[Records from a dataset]
/---
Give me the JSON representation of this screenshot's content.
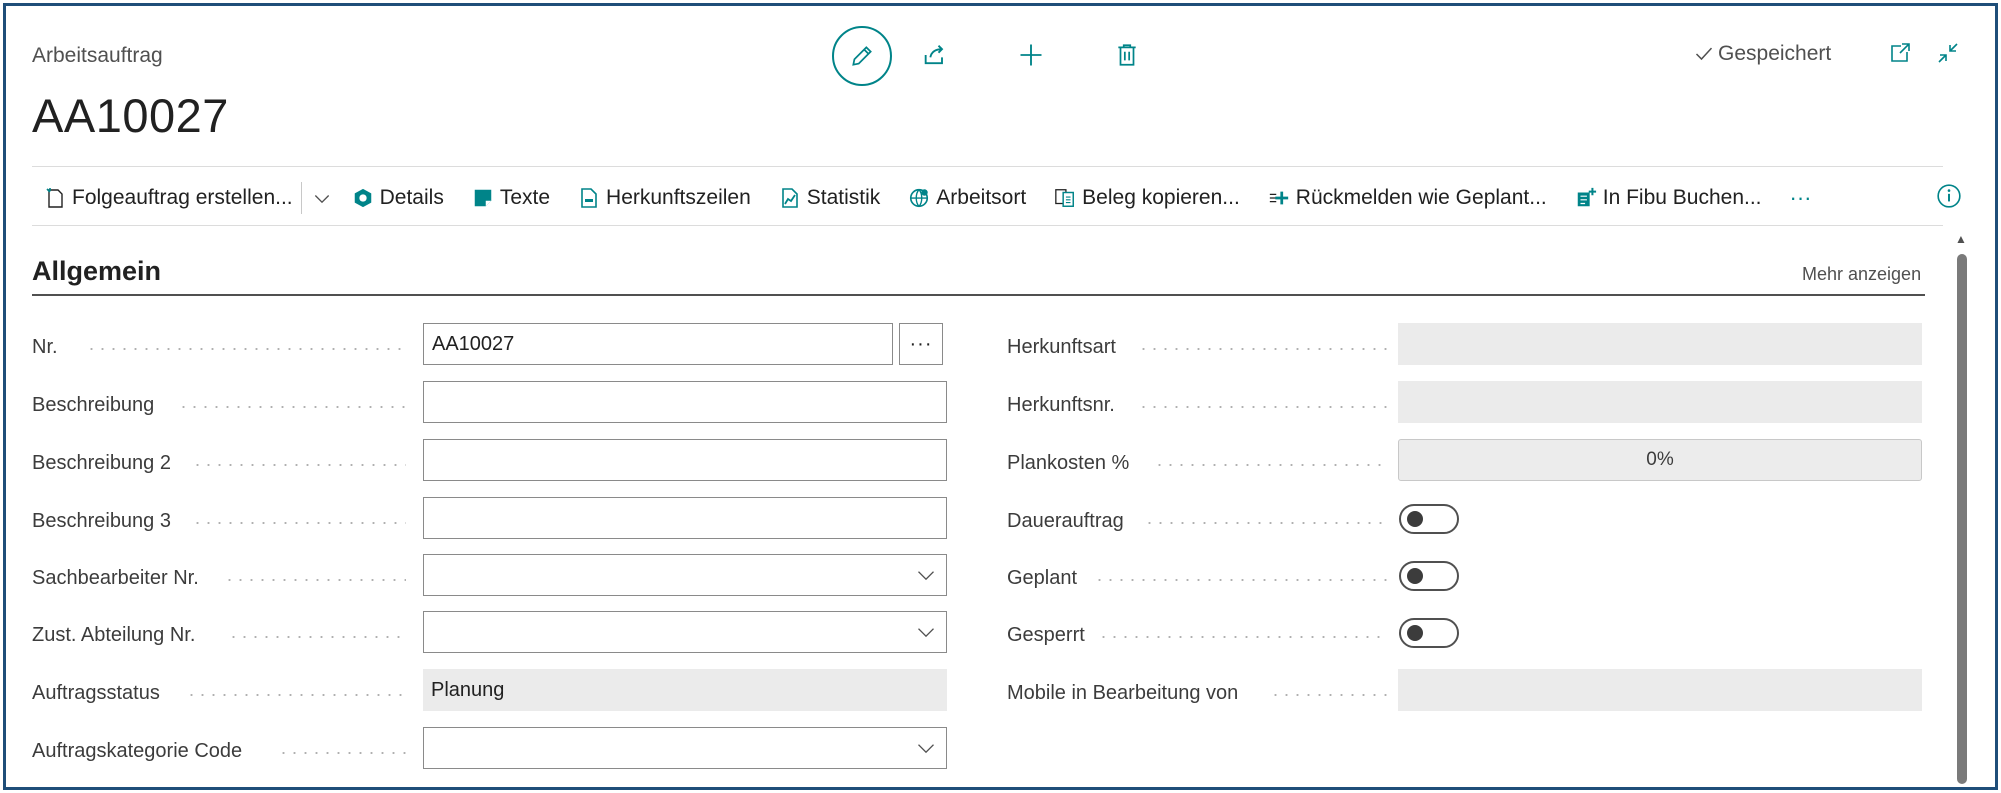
{
  "header": {
    "caption": "Arbeitsauftrag",
    "title": "AA10027",
    "status": "Gespeichert"
  },
  "toolbar": {
    "items": [
      {
        "label": "Folgeauftrag erstellen...",
        "icon": "new-document-icon"
      },
      {
        "label": "Details",
        "icon": "hexagon-icon"
      },
      {
        "label": "Texte",
        "icon": "note-icon"
      },
      {
        "label": "Herkunftszeilen",
        "icon": "document-icon"
      },
      {
        "label": "Statistik",
        "icon": "chart-icon"
      },
      {
        "label": "Arbeitsort",
        "icon": "globe-icon"
      },
      {
        "label": "Beleg kopieren...",
        "icon": "copy-icon"
      },
      {
        "label": "Rückmelden wie Geplant...",
        "icon": "post-icon"
      },
      {
        "label": "In Fibu Buchen...",
        "icon": "ledger-icon"
      }
    ],
    "more": "···"
  },
  "section": {
    "title": "Allgemein",
    "more_label": "Mehr anzeigen"
  },
  "left_fields": {
    "nr": {
      "label": "Nr.",
      "value": "AA10027",
      "assist": "···"
    },
    "beschreibung": {
      "label": "Beschreibung",
      "value": ""
    },
    "beschreibung2": {
      "label": "Beschreibung 2",
      "value": ""
    },
    "beschreibung3": {
      "label": "Beschreibung 3",
      "value": ""
    },
    "sachbearbeiter": {
      "label": "Sachbearbeiter Nr.",
      "value": ""
    },
    "abteilung": {
      "label": "Zust. Abteilung Nr.",
      "value": ""
    },
    "status": {
      "label": "Auftragsstatus",
      "value": "Planung"
    },
    "kategorie": {
      "label": "Auftragskategorie Code",
      "value": ""
    }
  },
  "right_fields": {
    "herkunftsart": {
      "label": "Herkunftsart",
      "value": ""
    },
    "herkunftsnr": {
      "label": "Herkunftsnr.",
      "value": ""
    },
    "plankosten": {
      "label": "Plankosten %",
      "value": "0%"
    },
    "dauerauftrag": {
      "label": "Dauerauftrag",
      "checked": false
    },
    "geplant": {
      "label": "Geplant",
      "checked": false
    },
    "gesperrt": {
      "label": "Gesperrt",
      "checked": false
    },
    "mobile": {
      "label": "Mobile in Bearbeitung von",
      "value": ""
    }
  },
  "colors": {
    "accent": "#008489",
    "frame": "#1f4e79",
    "readonly_bg": "#ebebeb"
  }
}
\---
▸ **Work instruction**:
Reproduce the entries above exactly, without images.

▸ **Expected answer**:
Give me the JSON representation of this screenshot's content.
{
  "header": {
    "caption": "Arbeitsauftrag",
    "title": "AA10027",
    "status": "Gespeichert"
  },
  "toolbar": {
    "items": [
      {
        "label": "Folgeauftrag erstellen...",
        "icon": "new-document-icon"
      },
      {
        "label": "Details",
        "icon": "hexagon-icon"
      },
      {
        "label": "Texte",
        "icon": "note-icon"
      },
      {
        "label": "Herkunftszeilen",
        "icon": "document-icon"
      },
      {
        "label": "Statistik",
        "icon": "chart-icon"
      },
      {
        "label": "Arbeitsort",
        "icon": "globe-icon"
      },
      {
        "label": "Beleg kopieren...",
        "icon": "copy-icon"
      },
      {
        "label": "Rückmelden wie Geplant...",
        "icon": "post-icon"
      },
      {
        "label": "In Fibu Buchen...",
        "icon": "ledger-icon"
      }
    ],
    "more": "···"
  },
  "section": {
    "title": "Allgemein",
    "more_label": "Mehr anzeigen"
  },
  "left_fields": {
    "nr": {
      "label": "Nr.",
      "value": "AA10027",
      "assist": "···"
    },
    "beschreibung": {
      "label": "Beschreibung",
      "value": ""
    },
    "beschreibung2": {
      "label": "Beschreibung 2",
      "value": ""
    },
    "beschreibung3": {
      "label": "Beschreibung 3",
      "value": ""
    },
    "sachbearbeiter": {
      "label": "Sachbearbeiter Nr.",
      "value": ""
    },
    "abteilung": {
      "label": "Zust. Abteilung Nr.",
      "value": ""
    },
    "status": {
      "label": "Auftragsstatus",
      "value": "Planung"
    },
    "kategorie": {
      "label": "Auftragskategorie Code",
      "value": ""
    }
  },
  "right_fields": {
    "herkunftsart": {
      "label": "Herkunftsart",
      "value": ""
    },
    "herkunftsnr": {
      "label": "Herkunftsnr.",
      "value": ""
    },
    "plankosten": {
      "label": "Plankosten %",
      "value": "0%"
    },
    "dauerauftrag": {
      "label": "Dauerauftrag",
      "checked": false
    },
    "geplant": {
      "label": "Geplant",
      "checked": false
    },
    "gesperrt": {
      "label": "Gesperrt",
      "checked": false
    },
    "mobile": {
      "label": "Mobile in Bearbeitung von",
      "value": ""
    }
  },
  "colors": {
    "accent": "#008489",
    "frame": "#1f4e79",
    "readonly_bg": "#ebebeb"
  }
}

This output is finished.